Exercise objective: Only the number is needed: how many lines in the entries below contain the string "Llamada"?

-- Opening Marker --

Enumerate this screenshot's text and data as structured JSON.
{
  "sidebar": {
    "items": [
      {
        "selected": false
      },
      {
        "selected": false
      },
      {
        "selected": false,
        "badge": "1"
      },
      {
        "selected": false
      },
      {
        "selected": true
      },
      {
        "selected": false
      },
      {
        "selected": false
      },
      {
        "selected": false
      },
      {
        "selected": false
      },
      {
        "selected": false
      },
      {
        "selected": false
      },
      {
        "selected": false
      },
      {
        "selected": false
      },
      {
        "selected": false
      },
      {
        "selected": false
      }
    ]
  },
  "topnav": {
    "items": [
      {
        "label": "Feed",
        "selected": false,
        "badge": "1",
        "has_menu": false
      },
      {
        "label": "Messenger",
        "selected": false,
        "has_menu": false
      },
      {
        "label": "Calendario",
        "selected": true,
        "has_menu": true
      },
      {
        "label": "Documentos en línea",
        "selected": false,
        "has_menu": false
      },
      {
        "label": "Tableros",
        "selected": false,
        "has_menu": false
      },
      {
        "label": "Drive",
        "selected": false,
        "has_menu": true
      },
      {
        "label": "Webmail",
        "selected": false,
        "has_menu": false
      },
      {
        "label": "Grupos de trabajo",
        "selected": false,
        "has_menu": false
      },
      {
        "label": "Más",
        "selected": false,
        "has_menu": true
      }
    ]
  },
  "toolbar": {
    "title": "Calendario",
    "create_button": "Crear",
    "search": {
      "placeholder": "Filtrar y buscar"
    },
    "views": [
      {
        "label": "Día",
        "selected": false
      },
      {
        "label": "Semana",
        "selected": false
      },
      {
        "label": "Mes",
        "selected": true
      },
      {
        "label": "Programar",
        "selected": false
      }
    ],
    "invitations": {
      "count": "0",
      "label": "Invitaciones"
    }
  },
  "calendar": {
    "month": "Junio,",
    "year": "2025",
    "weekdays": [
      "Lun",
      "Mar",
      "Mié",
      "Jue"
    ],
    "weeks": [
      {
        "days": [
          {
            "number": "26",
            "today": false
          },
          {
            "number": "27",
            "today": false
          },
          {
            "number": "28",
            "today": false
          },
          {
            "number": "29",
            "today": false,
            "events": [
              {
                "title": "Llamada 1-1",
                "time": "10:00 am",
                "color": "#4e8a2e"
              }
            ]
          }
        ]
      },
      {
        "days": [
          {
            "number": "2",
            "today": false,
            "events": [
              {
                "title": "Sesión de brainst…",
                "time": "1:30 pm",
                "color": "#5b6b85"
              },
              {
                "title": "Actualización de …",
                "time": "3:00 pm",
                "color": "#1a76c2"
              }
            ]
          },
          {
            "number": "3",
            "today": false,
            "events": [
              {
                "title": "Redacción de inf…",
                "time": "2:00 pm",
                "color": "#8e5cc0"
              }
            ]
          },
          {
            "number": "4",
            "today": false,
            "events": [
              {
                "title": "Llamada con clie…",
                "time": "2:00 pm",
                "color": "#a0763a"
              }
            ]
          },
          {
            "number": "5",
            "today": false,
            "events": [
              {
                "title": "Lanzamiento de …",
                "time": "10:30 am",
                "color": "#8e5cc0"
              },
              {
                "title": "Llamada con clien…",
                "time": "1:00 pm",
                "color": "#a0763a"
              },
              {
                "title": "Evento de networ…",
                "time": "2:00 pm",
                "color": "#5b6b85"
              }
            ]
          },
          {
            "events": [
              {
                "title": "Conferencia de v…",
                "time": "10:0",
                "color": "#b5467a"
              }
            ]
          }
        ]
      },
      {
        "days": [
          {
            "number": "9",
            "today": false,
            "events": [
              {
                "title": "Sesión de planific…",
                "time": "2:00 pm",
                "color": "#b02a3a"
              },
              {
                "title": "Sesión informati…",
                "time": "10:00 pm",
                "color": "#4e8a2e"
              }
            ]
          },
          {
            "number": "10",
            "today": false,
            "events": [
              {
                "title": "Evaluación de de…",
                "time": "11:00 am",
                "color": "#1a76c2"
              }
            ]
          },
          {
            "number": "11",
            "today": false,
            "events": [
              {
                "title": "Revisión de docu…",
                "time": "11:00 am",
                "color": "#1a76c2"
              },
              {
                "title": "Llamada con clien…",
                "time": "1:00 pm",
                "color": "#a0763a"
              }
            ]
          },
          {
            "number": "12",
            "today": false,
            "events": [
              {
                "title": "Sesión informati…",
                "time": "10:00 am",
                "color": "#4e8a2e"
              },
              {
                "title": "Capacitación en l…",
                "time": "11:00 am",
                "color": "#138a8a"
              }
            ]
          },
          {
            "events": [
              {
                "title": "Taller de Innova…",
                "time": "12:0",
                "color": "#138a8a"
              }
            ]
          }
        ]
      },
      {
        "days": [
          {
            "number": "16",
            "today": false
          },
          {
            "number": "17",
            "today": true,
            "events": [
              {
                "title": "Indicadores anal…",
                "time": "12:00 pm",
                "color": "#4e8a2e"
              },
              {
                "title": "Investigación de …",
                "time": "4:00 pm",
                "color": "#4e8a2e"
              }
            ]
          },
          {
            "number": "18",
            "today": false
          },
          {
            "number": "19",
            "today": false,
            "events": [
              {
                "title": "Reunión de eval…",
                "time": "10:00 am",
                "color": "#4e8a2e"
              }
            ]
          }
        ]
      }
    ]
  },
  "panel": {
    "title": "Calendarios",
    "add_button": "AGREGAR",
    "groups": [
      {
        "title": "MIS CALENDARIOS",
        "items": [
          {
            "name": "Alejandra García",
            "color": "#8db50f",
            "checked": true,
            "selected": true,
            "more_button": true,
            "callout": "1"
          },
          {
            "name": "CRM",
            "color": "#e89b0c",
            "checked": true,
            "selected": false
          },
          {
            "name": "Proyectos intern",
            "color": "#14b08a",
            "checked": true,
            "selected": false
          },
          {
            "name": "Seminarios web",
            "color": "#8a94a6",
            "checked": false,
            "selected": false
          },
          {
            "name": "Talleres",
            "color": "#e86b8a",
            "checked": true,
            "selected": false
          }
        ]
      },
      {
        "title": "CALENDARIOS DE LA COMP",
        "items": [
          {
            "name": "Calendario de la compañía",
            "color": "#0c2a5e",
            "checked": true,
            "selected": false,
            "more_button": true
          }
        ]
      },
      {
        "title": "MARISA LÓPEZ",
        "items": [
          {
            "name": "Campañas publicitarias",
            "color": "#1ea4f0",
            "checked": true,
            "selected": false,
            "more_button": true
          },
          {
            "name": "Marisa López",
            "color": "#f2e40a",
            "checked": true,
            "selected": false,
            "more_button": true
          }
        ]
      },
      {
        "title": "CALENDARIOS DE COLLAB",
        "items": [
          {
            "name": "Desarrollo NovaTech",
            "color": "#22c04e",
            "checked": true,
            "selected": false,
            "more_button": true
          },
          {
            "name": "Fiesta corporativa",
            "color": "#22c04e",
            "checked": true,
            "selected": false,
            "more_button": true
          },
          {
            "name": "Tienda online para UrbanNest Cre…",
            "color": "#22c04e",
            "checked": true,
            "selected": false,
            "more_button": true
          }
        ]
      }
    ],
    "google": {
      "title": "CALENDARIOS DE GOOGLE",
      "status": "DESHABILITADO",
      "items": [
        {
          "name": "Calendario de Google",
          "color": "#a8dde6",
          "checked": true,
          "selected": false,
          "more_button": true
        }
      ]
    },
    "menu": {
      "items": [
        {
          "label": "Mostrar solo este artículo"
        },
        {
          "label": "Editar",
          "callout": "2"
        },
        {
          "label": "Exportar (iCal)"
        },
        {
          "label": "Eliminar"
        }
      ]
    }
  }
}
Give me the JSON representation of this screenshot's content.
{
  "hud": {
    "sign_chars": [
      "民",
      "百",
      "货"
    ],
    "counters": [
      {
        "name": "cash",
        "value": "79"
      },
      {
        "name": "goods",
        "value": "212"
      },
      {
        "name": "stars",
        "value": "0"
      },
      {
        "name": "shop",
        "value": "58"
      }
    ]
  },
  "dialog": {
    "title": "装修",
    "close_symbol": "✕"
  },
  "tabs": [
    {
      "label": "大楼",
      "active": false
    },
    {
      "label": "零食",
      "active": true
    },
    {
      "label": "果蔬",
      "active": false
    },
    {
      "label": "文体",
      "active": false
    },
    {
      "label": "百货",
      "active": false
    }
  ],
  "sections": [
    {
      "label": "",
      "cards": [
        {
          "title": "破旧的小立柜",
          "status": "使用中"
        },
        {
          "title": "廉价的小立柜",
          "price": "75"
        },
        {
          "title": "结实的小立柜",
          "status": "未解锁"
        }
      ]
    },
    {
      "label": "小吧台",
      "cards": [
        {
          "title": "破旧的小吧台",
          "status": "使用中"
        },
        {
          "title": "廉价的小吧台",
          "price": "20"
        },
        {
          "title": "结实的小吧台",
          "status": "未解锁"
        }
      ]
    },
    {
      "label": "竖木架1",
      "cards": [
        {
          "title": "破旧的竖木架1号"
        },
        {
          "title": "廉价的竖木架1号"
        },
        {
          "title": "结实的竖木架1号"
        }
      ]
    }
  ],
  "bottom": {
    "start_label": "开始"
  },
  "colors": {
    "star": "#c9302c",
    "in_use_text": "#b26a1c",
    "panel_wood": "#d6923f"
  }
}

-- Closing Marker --

Expected answer: 4